**What needs to be done**
Each line below with the string "icon" should be copied.

**Material supplied**
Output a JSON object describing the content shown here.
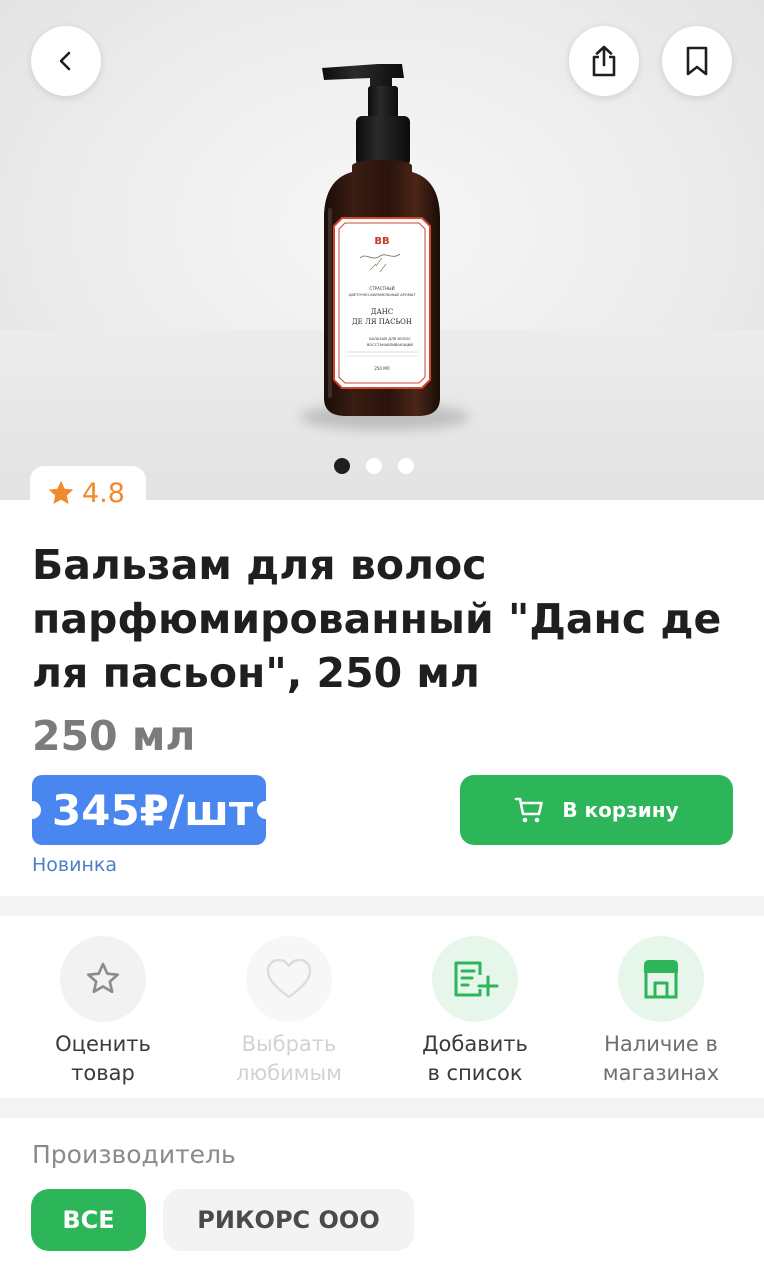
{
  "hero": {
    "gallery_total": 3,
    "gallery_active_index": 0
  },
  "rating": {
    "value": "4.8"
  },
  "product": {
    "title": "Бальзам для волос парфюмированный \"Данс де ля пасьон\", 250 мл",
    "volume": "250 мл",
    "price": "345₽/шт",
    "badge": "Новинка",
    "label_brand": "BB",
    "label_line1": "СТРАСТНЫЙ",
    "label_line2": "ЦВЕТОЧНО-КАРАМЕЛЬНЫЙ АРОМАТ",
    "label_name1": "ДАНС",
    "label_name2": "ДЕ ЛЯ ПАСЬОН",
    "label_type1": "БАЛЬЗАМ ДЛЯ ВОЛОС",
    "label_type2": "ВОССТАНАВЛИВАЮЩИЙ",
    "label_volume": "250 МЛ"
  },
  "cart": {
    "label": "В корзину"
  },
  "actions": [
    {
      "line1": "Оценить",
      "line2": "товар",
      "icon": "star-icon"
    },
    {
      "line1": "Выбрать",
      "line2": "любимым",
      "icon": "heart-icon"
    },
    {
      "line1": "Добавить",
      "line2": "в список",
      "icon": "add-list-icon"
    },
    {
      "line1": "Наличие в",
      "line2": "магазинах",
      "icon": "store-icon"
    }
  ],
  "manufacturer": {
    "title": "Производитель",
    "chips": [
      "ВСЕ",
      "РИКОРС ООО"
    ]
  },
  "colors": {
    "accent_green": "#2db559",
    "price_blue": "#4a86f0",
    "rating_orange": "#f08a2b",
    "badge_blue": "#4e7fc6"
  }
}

**Exercise answer**
      "icon": "star-icon"
      "icon": "heart-icon"
      "icon": "add-list-icon"
      "icon": "store-icon"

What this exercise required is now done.